▸ Work instructions: Could you copy out every line of the data where the word "video" occurs?

▸ Items from an interface collection:
- Opening Delimiter -

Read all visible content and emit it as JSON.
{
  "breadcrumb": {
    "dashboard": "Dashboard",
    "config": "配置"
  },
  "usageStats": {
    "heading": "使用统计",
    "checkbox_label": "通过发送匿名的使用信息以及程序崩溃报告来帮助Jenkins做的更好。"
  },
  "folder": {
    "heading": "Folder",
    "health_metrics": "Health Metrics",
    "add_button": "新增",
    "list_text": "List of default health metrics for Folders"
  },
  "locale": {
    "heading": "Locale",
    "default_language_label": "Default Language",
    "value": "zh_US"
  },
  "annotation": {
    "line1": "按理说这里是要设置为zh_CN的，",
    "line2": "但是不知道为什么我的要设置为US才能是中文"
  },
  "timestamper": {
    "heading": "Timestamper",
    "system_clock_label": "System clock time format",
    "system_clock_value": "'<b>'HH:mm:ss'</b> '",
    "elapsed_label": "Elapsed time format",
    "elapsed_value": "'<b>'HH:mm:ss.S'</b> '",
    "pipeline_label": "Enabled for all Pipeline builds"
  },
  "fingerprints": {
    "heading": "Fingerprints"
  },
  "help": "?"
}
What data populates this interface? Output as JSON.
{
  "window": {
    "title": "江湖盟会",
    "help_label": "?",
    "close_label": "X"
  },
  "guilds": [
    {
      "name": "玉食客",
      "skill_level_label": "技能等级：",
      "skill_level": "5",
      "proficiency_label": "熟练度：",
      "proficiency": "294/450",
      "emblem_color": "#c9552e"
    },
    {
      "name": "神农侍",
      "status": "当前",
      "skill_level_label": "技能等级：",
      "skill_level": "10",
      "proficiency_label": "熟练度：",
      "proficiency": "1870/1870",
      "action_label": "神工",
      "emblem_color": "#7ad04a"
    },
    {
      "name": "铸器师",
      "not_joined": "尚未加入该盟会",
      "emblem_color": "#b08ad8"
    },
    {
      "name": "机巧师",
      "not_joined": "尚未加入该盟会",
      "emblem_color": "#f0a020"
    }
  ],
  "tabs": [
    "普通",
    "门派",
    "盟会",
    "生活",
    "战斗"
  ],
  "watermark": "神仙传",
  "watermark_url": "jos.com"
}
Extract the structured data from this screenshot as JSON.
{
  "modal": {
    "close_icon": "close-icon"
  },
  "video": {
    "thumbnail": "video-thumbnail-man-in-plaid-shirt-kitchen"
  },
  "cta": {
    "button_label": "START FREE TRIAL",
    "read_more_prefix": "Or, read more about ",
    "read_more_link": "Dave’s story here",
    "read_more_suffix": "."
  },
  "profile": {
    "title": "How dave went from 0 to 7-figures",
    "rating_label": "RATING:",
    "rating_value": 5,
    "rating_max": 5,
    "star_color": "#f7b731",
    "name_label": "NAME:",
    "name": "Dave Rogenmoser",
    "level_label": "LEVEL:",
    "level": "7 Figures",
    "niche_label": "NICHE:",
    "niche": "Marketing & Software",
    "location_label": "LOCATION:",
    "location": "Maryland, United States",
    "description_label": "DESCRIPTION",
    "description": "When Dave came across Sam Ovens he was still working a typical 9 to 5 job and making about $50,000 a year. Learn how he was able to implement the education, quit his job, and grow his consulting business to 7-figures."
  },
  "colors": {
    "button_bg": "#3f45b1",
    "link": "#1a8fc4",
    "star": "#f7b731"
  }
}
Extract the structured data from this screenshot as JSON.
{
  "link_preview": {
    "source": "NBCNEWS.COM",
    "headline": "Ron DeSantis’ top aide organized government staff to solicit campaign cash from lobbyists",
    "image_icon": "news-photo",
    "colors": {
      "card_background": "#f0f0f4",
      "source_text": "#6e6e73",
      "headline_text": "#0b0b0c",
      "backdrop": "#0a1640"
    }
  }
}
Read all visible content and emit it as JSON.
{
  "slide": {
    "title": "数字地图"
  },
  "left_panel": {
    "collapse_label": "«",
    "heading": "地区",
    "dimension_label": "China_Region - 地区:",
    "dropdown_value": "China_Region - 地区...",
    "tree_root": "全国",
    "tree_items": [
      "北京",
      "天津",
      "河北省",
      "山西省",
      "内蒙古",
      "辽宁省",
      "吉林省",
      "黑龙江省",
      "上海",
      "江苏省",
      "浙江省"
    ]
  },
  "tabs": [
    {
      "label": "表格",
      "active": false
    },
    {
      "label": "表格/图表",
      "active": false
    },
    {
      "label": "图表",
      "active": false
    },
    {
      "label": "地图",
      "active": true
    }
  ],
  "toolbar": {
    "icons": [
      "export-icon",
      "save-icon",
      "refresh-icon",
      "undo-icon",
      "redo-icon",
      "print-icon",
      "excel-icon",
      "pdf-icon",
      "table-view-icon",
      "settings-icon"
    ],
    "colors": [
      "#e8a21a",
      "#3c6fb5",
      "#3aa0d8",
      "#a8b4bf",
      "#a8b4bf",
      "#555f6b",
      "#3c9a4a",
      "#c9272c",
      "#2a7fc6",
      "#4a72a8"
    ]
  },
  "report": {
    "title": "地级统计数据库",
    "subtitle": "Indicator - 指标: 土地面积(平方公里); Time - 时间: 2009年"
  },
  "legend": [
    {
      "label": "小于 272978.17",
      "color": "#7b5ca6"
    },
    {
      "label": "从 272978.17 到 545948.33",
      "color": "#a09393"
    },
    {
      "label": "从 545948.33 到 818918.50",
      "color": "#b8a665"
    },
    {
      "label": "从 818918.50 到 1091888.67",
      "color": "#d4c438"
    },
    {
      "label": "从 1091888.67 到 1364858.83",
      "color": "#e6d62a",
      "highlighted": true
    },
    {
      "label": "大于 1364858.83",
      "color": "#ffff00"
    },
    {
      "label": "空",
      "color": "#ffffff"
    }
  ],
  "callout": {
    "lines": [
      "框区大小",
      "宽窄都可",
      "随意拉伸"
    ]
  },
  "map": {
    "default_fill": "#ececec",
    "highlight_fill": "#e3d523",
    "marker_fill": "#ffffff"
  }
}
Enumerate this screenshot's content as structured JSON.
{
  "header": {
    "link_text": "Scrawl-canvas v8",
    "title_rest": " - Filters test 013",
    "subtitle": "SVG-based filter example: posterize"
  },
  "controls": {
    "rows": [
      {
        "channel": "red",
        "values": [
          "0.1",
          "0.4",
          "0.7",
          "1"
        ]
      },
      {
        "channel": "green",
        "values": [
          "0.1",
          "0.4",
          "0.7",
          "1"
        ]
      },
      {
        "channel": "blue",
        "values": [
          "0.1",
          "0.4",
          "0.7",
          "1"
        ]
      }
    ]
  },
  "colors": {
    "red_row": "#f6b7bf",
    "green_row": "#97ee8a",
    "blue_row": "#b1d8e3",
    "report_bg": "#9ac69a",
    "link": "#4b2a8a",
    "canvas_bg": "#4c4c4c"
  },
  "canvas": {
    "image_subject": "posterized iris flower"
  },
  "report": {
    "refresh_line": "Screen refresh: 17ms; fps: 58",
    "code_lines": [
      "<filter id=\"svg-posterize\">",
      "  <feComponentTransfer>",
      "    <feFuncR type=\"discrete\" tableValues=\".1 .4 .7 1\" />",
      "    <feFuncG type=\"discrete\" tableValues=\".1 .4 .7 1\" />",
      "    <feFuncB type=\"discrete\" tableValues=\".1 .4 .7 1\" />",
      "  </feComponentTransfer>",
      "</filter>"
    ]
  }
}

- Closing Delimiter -

▸ Answer space:
  "video": {
    "thumbnail": "video-thumbnail-man-in-plaid-shirt-kitchen"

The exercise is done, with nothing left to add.